## Work instructions
The entries that follow should be reproduced exactly, with no images carried over.

## The input
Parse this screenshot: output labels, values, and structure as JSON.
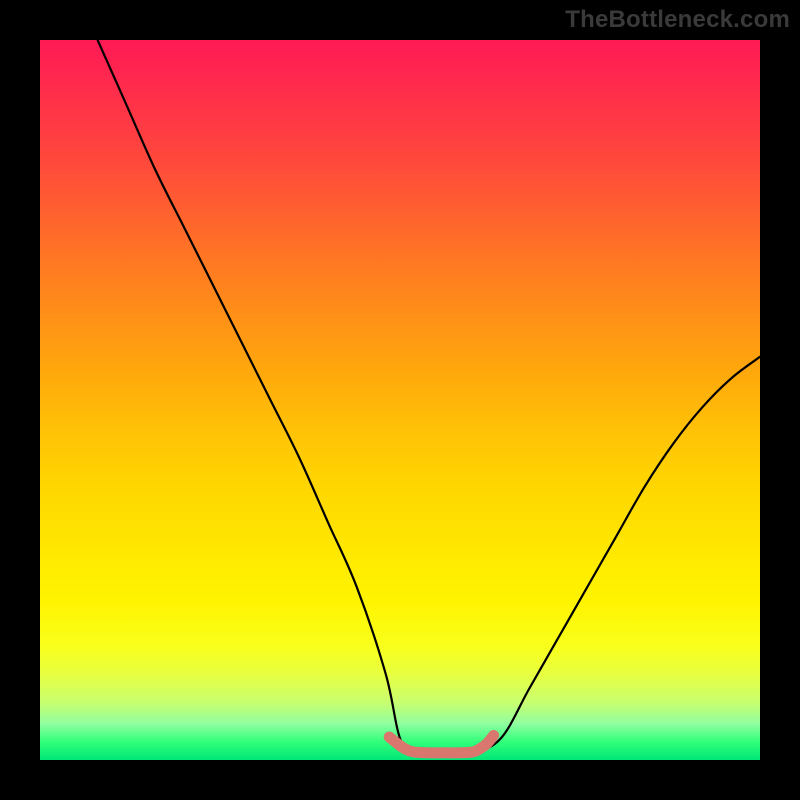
{
  "watermark": "TheBottleneck.com",
  "chart_data": {
    "type": "line",
    "title": "",
    "xlabel": "",
    "ylabel": "",
    "xlim": [
      0,
      100
    ],
    "ylim": [
      0,
      100
    ],
    "grid": false,
    "legend": false,
    "series": [
      {
        "name": "main-curve",
        "color": "#000000",
        "x": [
          8,
          12,
          16,
          20,
          24,
          28,
          32,
          36,
          40,
          44,
          48,
          50,
          52,
          54,
          56,
          58,
          60,
          64,
          68,
          72,
          76,
          80,
          84,
          88,
          92,
          96,
          100
        ],
        "y": [
          100,
          91,
          82,
          74,
          66,
          58,
          50,
          42,
          33,
          24,
          12,
          3,
          1,
          1,
          1,
          1,
          1,
          3,
          10,
          17,
          24,
          31,
          38,
          44,
          49,
          53,
          56
        ]
      },
      {
        "name": "highlight-band",
        "color": "#d9776e",
        "x": [
          48.5,
          50,
          51,
          52,
          54,
          56,
          58,
          60,
          61,
          62,
          63
        ],
        "y": [
          3.2,
          2.0,
          1.4,
          1.1,
          1.0,
          1.0,
          1.0,
          1.1,
          1.5,
          2.2,
          3.4
        ]
      }
    ],
    "annotations": []
  }
}
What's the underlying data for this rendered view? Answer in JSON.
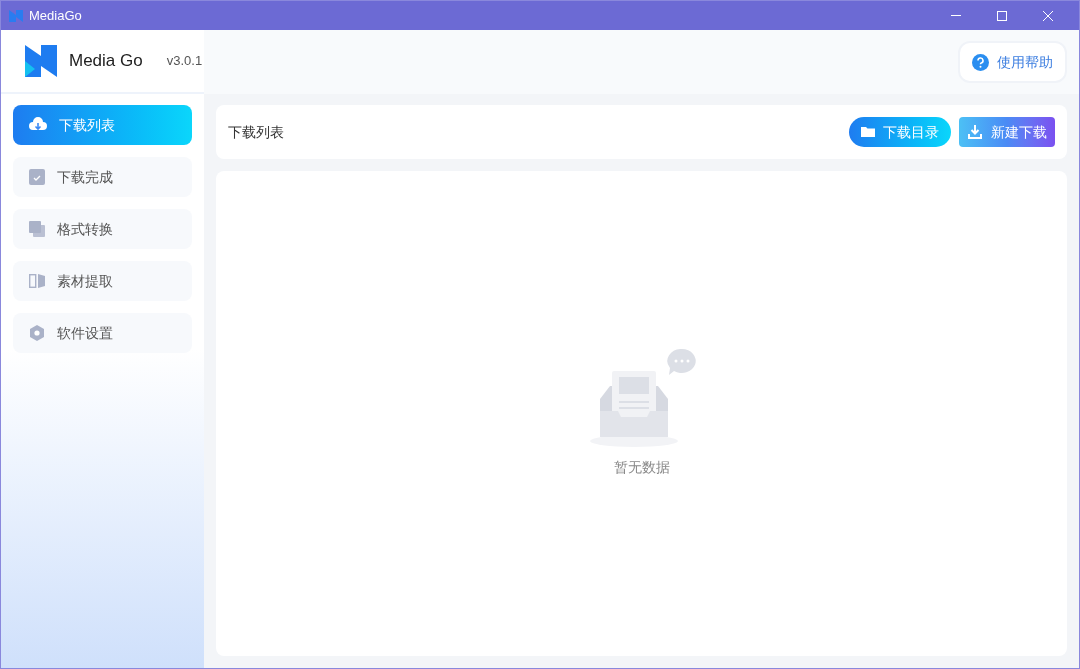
{
  "window": {
    "title": "MediaGo"
  },
  "header": {
    "app_name": "Media Go",
    "version": "v3.0.1",
    "help_button": "使用帮助"
  },
  "sidebar": {
    "items": [
      {
        "label": "下载列表",
        "kind": "download",
        "selected": true
      },
      {
        "label": "下载完成",
        "kind": "done",
        "selected": false
      },
      {
        "label": "格式转换",
        "kind": "convert",
        "selected": false
      },
      {
        "label": "素材提取",
        "kind": "extract",
        "selected": false
      },
      {
        "label": "软件设置",
        "kind": "settings",
        "selected": false
      }
    ]
  },
  "toolbar": {
    "title": "下载列表",
    "buttons": [
      {
        "label": "下载目录",
        "kind": "folder"
      },
      {
        "label": "新建下载",
        "kind": "new"
      }
    ]
  },
  "empty_state": {
    "text": "暂无数据"
  }
}
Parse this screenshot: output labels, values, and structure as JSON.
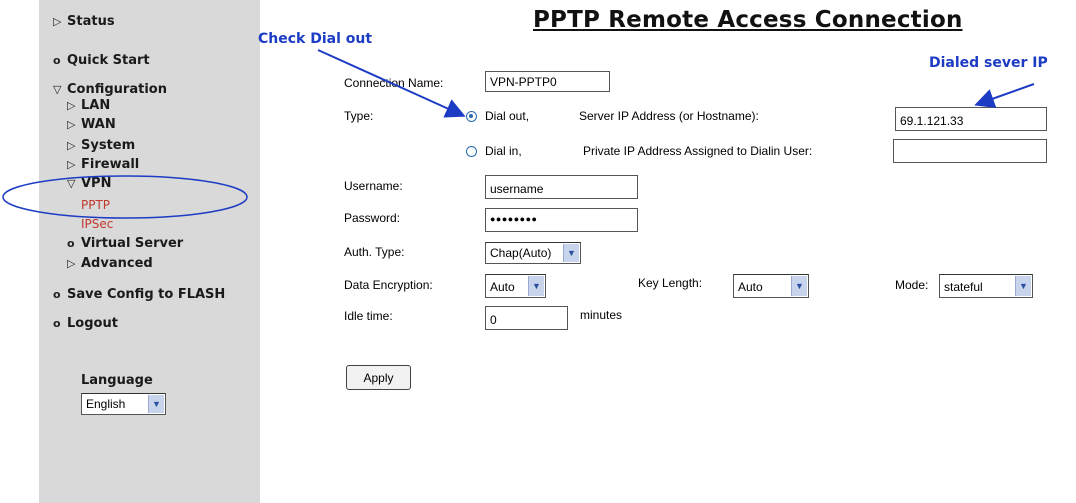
{
  "sidebar": {
    "items": [
      {
        "icon": "arrow-right",
        "label": "Status"
      },
      {
        "icon": "circle",
        "label": "Quick Start"
      },
      {
        "icon": "arrow-down",
        "label": "Configuration"
      },
      {
        "icon": "arrow-right",
        "label": "LAN"
      },
      {
        "icon": "arrow-right",
        "label": "WAN"
      },
      {
        "icon": "arrow-right",
        "label": "System"
      },
      {
        "icon": "arrow-right",
        "label": "Firewall"
      },
      {
        "icon": "arrow-down",
        "label": "VPN"
      },
      {
        "icon": "",
        "label": "PPTP"
      },
      {
        "icon": "",
        "label": "IPSec"
      },
      {
        "icon": "circle",
        "label": "Virtual Server"
      },
      {
        "icon": "arrow-right",
        "label": "Advanced"
      },
      {
        "icon": "circle",
        "label": "Save Config to FLASH"
      },
      {
        "icon": "circle",
        "label": "Logout"
      }
    ],
    "language_label": "Language",
    "language_value": "English",
    "accent_color": "#c0392b"
  },
  "page": {
    "title": "PPTP Remote Access Connection",
    "connection_name_label": "Connection Name:",
    "connection_name_value": "VPN-PPTP0",
    "type_label": "Type:",
    "dial_out_label": "Dial out,",
    "server_ip_label": "Server IP Address (or Hostname):",
    "server_ip_value": "69.1.121.33",
    "dial_in_label": "Dial in,",
    "private_ip_label": "Private IP Address Assigned to Dialin User:",
    "private_ip_value": "",
    "username_label": "Username:",
    "username_value": "username",
    "password_label": "Password:",
    "password_value": "●●●●●●●●",
    "auth_type_label": "Auth. Type:",
    "auth_type_value": "Chap(Auto)",
    "data_encryption_label": "Data Encryption:",
    "data_encryption_value": "Auto",
    "key_length_label": "Key Length:",
    "key_length_value": "Auto",
    "mode_label": "Mode:",
    "mode_value": "stateful",
    "idle_time_label": "Idle time:",
    "idle_time_value": "0",
    "minutes_label": "minutes",
    "apply_label": "Apply",
    "selected_type": "dial_out"
  },
  "annotations": {
    "check_dial_out": "Check Dial out",
    "dialed_server_ip": "Dialed sever IP",
    "color": "#1d3cc4"
  }
}
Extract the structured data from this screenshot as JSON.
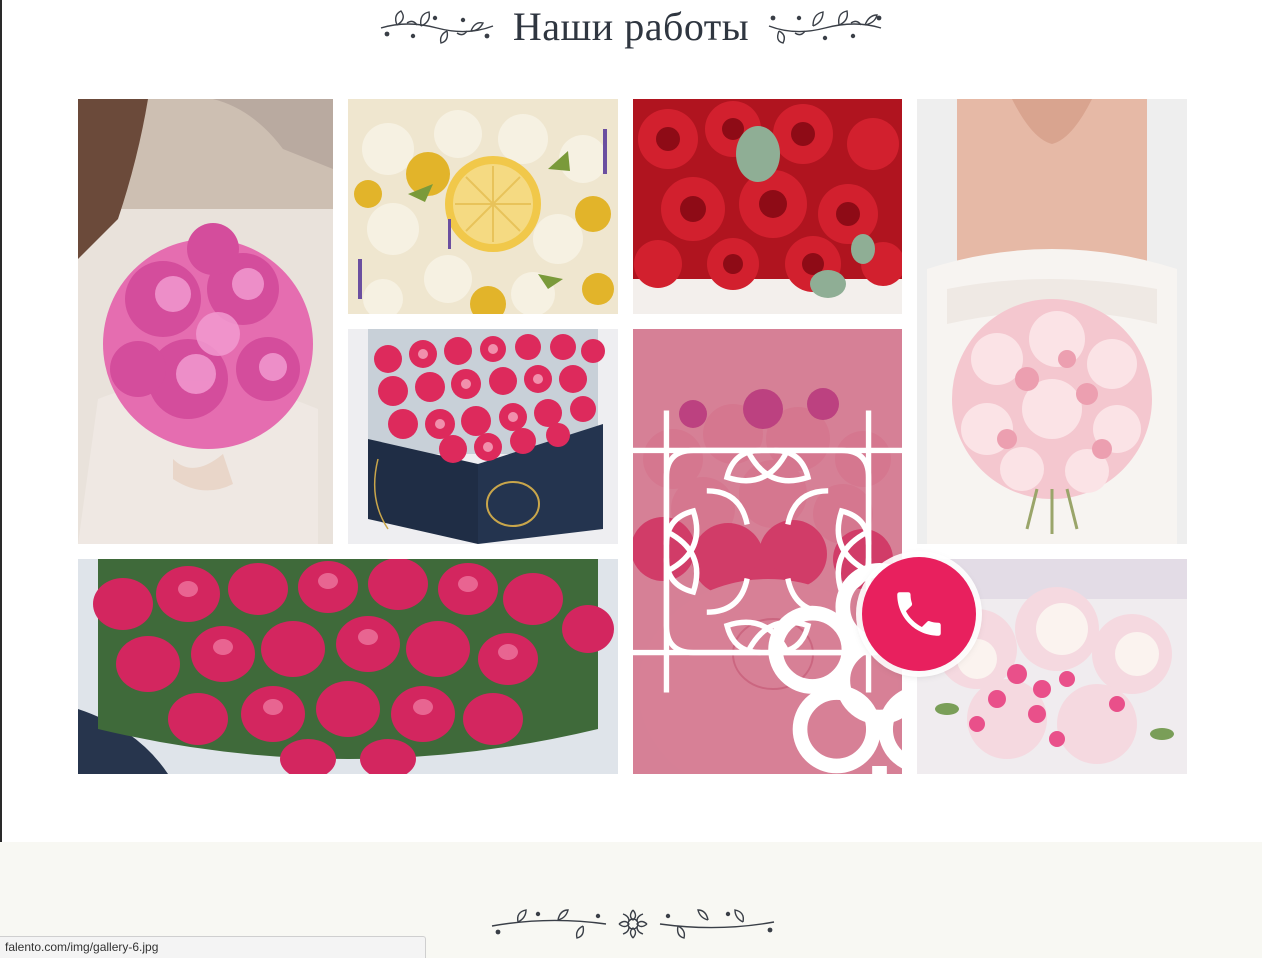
{
  "section": {
    "title": "Наши работы"
  },
  "gallery": {
    "items": [
      {
        "name": "gallery-item-pink-peony-bouquet",
        "subject": "pink peony bridal bouquet"
      },
      {
        "name": "gallery-item-lemon-rose-arrangement",
        "subject": "lemons with white roses"
      },
      {
        "name": "gallery-item-red-rose-arrangement",
        "subject": "red roses with eucalyptus"
      },
      {
        "name": "gallery-item-bride-pink-bouquet",
        "subject": "bride with pale pink bouquet"
      },
      {
        "name": "gallery-item-rose-hatbox",
        "subject": "pink roses in dark blue box"
      },
      {
        "name": "gallery-item-flower-box-hovered",
        "subject": "flower box (hover overlay)"
      },
      {
        "name": "gallery-item-pink-tulips",
        "subject": "pink tulips"
      },
      {
        "name": "gallery-item-pink-hydrangea-arrangement",
        "subject": "pink hydrangea centerpiece"
      }
    ]
  },
  "icons": {
    "hover_icon": "flower-outline-icon",
    "call_icon": "phone-icon",
    "ornament": "floral-divider-ornament"
  },
  "colors": {
    "accent": "#e8205e",
    "overlay": "#c43c5f",
    "title": "#2f3640",
    "footer_band": "#f8f8f3"
  },
  "status_bar": {
    "url": "falento.com/img/gallery-6.jpg"
  }
}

## Final answer
Parse this screenshot: output labels, values, and structure as JSON.
{
  "watermark": "TheBottleneck.com",
  "chart_data": {
    "type": "line",
    "title": "",
    "xlabel": "",
    "ylabel": "",
    "xlim": [
      0,
      100
    ],
    "ylim": [
      0,
      100
    ],
    "grid": false,
    "legend": false,
    "series": [
      {
        "name": "main-curve",
        "color": "#000000",
        "x": [
          8,
          12,
          16,
          20,
          24,
          28,
          32,
          36,
          40,
          44,
          48,
          50,
          52,
          54,
          56,
          58,
          60,
          64,
          68,
          72,
          76,
          80,
          84,
          88,
          92,
          96,
          100
        ],
        "y": [
          100,
          91,
          82,
          74,
          66,
          58,
          50,
          42,
          33,
          24,
          12,
          3,
          1,
          1,
          1,
          1,
          1,
          3,
          10,
          17,
          24,
          31,
          38,
          44,
          49,
          53,
          56
        ]
      },
      {
        "name": "highlight-band",
        "color": "#d9776e",
        "x": [
          48.5,
          50,
          51,
          52,
          54,
          56,
          58,
          60,
          61,
          62,
          63
        ],
        "y": [
          3.2,
          2.0,
          1.4,
          1.1,
          1.0,
          1.0,
          1.0,
          1.1,
          1.5,
          2.2,
          3.4
        ]
      }
    ],
    "annotations": []
  }
}
What's the underlying data for this rendered view? Answer in JSON.
{
  "window": {
    "title": "MediaGo"
  },
  "header": {
    "app_name": "Media Go",
    "version": "v3.0.1",
    "help_button": "使用帮助"
  },
  "sidebar": {
    "items": [
      {
        "label": "下载列表",
        "kind": "download",
        "selected": true
      },
      {
        "label": "下载完成",
        "kind": "done",
        "selected": false
      },
      {
        "label": "格式转换",
        "kind": "convert",
        "selected": false
      },
      {
        "label": "素材提取",
        "kind": "extract",
        "selected": false
      },
      {
        "label": "软件设置",
        "kind": "settings",
        "selected": false
      }
    ]
  },
  "toolbar": {
    "title": "下载列表",
    "buttons": [
      {
        "label": "下载目录",
        "kind": "folder"
      },
      {
        "label": "新建下载",
        "kind": "new"
      }
    ]
  },
  "empty_state": {
    "text": "暂无数据"
  }
}
Parse this screenshot: output labels, values, and structure as JSON.
{
  "sidebar": {
    "items": [
      {
        "icon": "arrow-right",
        "label": "Status"
      },
      {
        "icon": "circle",
        "label": "Quick Start"
      },
      {
        "icon": "arrow-down",
        "label": "Configuration"
      },
      {
        "icon": "arrow-right",
        "label": "LAN"
      },
      {
        "icon": "arrow-right",
        "label": "WAN"
      },
      {
        "icon": "arrow-right",
        "label": "System"
      },
      {
        "icon": "arrow-right",
        "label": "Firewall"
      },
      {
        "icon": "arrow-down",
        "label": "VPN"
      },
      {
        "icon": "",
        "label": "PPTP"
      },
      {
        "icon": "",
        "label": "IPSec"
      },
      {
        "icon": "circle",
        "label": "Virtual Server"
      },
      {
        "icon": "arrow-right",
        "label": "Advanced"
      },
      {
        "icon": "circle",
        "label": "Save Config to FLASH"
      },
      {
        "icon": "circle",
        "label": "Logout"
      }
    ],
    "language_label": "Language",
    "language_value": "English",
    "accent_color": "#c0392b"
  },
  "page": {
    "title": "PPTP Remote Access Connection",
    "connection_name_label": "Connection Name:",
    "connection_name_value": "VPN-PPTP0",
    "type_label": "Type:",
    "dial_out_label": "Dial out,",
    "server_ip_label": "Server IP Address (or Hostname):",
    "server_ip_value": "69.1.121.33",
    "dial_in_label": "Dial in,",
    "private_ip_label": "Private IP Address Assigned to Dialin User:",
    "private_ip_value": "",
    "username_label": "Username:",
    "username_value": "username",
    "password_label": "Password:",
    "password_value": "●●●●●●●●",
    "auth_type_label": "Auth. Type:",
    "auth_type_value": "Chap(Auto)",
    "data_encryption_label": "Data Encryption:",
    "data_encryption_value": "Auto",
    "key_length_label": "Key Length:",
    "key_length_value": "Auto",
    "mode_label": "Mode:",
    "mode_value": "stateful",
    "idle_time_label": "Idle time:",
    "idle_time_value": "0",
    "minutes_label": "minutes",
    "apply_label": "Apply",
    "selected_type": "dial_out"
  },
  "annotations": {
    "check_dial_out": "Check Dial out",
    "dialed_server_ip": "Dialed sever IP",
    "color": "#1d3cc4"
  }
}
Extract the structured data from this screenshot as JSON.
{
  "section": {
    "title": "Наши работы"
  },
  "gallery": {
    "items": [
      {
        "name": "gallery-item-pink-peony-bouquet",
        "subject": "pink peony bridal bouquet"
      },
      {
        "name": "gallery-item-lemon-rose-arrangement",
        "subject": "lemons with white roses"
      },
      {
        "name": "gallery-item-red-rose-arrangement",
        "subject": "red roses with eucalyptus"
      },
      {
        "name": "gallery-item-bride-pink-bouquet",
        "subject": "bride with pale pink bouquet"
      },
      {
        "name": "gallery-item-rose-hatbox",
        "subject": "pink roses in dark blue box"
      },
      {
        "name": "gallery-item-flower-box-hovered",
        "subject": "flower box (hover overlay)"
      },
      {
        "name": "gallery-item-pink-tulips",
        "subject": "pink tulips"
      },
      {
        "name": "gallery-item-pink-hydrangea-arrangement",
        "subject": "pink hydrangea centerpiece"
      }
    ]
  },
  "icons": {
    "hover_icon": "flower-outline-icon",
    "call_icon": "phone-icon",
    "ornament": "floral-divider-ornament"
  },
  "colors": {
    "accent": "#e8205e",
    "overlay": "#c43c5f",
    "title": "#2f3640",
    "footer_band": "#f8f8f3"
  },
  "status_bar": {
    "url": "falento.com/img/gallery-6.jpg"
  }
}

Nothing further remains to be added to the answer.